§ DATA FOR ANALYSIS:
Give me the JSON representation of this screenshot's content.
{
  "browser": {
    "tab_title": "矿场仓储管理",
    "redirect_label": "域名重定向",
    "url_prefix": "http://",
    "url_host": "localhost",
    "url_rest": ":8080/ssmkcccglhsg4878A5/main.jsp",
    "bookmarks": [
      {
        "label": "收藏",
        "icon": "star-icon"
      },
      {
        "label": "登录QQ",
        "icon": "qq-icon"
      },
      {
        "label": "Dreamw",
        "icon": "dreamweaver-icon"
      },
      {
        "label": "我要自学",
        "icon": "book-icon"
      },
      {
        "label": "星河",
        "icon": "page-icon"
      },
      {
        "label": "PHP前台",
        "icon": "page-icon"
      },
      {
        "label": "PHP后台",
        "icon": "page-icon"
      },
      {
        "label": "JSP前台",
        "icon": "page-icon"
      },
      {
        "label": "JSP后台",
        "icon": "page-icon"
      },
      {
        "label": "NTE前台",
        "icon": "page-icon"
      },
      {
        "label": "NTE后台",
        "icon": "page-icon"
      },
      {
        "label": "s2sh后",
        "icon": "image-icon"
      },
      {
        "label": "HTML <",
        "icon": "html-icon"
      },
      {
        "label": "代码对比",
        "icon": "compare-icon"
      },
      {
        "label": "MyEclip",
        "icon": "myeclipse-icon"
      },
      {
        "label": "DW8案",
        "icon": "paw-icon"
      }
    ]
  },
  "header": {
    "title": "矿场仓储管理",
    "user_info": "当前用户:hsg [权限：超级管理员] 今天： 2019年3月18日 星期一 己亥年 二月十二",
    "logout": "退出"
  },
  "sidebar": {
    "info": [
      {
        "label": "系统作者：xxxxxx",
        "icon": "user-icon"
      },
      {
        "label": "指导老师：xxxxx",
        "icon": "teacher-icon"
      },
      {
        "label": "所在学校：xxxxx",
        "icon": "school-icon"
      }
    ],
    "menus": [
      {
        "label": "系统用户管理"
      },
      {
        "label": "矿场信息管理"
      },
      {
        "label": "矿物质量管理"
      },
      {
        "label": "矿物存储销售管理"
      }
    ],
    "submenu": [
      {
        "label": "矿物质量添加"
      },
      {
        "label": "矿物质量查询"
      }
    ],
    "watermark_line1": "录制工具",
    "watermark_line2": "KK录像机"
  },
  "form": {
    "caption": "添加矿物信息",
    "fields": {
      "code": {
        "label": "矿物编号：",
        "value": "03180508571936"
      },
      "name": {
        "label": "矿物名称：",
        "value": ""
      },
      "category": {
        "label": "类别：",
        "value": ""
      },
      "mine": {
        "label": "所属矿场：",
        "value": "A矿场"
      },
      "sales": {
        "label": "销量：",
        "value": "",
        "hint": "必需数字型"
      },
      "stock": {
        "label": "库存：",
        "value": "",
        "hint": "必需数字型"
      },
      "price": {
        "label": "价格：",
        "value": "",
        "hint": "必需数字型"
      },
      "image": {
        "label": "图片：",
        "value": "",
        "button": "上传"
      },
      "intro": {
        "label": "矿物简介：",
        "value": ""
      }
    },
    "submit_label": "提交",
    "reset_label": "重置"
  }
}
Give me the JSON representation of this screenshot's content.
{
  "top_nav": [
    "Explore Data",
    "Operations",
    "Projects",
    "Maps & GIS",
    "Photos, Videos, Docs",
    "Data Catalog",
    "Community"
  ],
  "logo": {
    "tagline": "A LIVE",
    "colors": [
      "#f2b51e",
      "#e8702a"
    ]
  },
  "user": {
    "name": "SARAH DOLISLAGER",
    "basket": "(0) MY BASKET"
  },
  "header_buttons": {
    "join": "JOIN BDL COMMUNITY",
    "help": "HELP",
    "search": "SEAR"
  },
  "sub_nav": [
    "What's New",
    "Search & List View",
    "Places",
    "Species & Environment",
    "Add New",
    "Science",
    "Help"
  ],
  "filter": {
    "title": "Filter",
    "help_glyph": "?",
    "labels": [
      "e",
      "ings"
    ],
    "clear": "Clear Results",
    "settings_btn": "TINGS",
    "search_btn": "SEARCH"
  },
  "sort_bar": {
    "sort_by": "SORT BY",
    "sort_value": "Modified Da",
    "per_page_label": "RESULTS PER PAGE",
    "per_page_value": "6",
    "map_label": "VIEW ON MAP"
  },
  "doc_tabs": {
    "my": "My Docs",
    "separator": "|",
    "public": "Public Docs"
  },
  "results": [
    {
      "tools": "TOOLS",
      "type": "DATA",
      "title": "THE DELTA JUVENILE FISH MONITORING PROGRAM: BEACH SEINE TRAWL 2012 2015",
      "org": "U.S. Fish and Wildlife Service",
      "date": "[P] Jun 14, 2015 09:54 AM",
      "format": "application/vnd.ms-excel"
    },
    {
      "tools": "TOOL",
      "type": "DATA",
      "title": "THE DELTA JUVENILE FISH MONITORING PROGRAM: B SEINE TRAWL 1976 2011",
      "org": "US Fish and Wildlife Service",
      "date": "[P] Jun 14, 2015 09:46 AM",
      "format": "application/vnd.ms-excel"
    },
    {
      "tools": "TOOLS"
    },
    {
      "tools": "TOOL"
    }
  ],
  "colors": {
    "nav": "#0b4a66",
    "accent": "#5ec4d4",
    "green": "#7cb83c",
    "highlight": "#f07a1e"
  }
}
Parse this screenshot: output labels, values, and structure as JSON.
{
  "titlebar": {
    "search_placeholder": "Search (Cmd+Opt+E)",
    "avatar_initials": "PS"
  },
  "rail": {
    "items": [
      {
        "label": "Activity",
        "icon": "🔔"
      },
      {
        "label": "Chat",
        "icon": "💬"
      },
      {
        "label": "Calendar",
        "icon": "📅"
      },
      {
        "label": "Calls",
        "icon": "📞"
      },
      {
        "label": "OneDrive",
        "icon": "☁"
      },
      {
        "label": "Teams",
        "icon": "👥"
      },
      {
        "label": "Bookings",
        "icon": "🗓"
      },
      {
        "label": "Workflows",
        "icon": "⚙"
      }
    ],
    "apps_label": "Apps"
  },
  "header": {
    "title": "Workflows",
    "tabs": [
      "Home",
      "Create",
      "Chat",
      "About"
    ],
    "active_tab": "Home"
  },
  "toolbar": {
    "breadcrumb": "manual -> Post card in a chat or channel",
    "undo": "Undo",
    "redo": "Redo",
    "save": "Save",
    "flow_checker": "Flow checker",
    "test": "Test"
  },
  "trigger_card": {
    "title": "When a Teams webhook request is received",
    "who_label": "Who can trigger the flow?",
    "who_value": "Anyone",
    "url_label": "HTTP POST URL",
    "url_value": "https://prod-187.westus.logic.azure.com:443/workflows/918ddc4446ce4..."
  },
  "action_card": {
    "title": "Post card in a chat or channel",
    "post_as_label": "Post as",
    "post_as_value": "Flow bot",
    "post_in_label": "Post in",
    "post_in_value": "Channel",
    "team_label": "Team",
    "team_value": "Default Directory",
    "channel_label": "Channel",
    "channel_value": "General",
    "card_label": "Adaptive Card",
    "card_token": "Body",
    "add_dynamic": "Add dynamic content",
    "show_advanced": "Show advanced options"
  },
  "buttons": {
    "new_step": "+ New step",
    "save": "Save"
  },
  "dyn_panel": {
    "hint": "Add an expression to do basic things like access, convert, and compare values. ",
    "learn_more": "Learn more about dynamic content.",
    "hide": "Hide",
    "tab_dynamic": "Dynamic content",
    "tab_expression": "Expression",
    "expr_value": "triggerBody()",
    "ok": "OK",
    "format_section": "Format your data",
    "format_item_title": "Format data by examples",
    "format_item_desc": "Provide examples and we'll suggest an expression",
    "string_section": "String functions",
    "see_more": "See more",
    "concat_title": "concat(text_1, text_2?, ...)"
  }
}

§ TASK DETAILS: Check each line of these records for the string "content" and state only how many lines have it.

§ WRITTEN RESPONSE: 5